Search the data for the word "staffer" and copy every line that contains it.

[Dataset rows for apps and sites]
==*==

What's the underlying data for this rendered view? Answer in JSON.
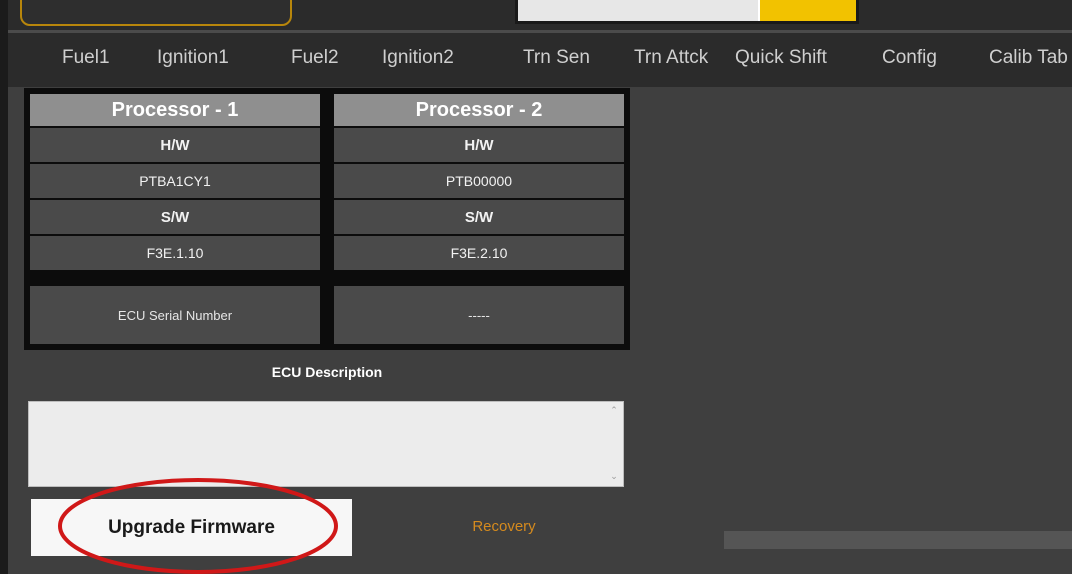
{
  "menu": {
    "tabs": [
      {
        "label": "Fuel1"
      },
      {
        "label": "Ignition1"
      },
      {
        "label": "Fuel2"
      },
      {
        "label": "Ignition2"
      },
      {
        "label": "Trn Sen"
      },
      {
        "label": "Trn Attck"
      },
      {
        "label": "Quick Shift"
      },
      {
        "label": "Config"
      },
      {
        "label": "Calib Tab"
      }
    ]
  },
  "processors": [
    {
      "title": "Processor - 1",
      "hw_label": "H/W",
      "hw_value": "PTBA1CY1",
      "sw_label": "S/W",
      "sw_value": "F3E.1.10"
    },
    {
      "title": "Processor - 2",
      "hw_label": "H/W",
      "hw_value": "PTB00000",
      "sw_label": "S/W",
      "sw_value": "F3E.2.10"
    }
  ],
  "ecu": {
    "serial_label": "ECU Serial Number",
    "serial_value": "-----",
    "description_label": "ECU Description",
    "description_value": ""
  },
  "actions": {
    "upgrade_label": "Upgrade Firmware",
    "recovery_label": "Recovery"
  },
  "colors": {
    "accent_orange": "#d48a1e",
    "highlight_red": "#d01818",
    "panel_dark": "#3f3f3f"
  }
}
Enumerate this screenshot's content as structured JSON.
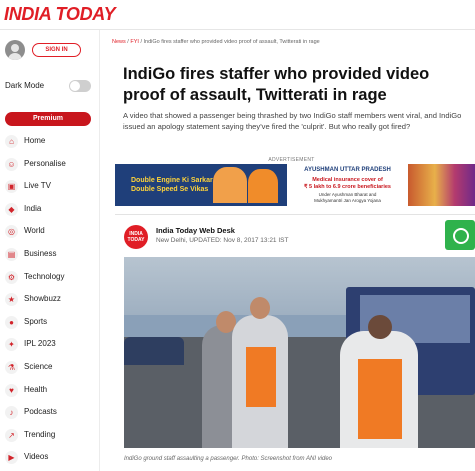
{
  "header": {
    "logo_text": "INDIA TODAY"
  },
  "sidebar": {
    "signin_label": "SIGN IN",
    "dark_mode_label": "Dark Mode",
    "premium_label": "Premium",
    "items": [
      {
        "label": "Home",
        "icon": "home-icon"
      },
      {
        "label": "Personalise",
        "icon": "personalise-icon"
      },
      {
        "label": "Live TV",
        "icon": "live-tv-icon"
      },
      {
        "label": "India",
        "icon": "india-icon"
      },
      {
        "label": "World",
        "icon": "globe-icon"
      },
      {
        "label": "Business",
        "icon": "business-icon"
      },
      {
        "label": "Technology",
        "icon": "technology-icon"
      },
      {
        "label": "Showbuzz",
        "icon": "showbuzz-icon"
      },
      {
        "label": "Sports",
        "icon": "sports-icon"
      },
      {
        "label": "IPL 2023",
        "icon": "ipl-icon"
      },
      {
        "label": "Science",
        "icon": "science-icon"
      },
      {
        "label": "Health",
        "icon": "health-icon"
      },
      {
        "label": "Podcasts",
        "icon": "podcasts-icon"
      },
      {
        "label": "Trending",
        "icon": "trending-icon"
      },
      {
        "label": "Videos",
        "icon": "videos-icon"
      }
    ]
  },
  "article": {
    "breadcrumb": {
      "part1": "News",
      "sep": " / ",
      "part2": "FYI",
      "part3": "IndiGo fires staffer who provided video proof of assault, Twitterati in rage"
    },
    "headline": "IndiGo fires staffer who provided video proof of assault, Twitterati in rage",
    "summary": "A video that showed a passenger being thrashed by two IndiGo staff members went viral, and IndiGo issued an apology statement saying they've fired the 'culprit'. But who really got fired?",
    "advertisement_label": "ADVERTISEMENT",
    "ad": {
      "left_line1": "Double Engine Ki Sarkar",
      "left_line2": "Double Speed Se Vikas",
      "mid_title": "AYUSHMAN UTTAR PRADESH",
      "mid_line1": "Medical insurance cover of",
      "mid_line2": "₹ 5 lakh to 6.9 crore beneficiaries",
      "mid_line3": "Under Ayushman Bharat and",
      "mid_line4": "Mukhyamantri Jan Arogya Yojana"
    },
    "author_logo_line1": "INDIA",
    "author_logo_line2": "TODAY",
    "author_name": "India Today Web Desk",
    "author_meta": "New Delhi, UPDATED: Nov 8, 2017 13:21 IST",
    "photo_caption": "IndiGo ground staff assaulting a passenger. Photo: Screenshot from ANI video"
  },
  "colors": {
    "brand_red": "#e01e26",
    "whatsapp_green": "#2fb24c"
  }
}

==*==

> [RESULT OF THIS EXERCISE]
      "part3": "IndiGo fires staffer who provided video proof of assault, Twitterati in rage"
    "headline": "IndiGo fires staffer who provided video proof of assault, Twitterati in rage",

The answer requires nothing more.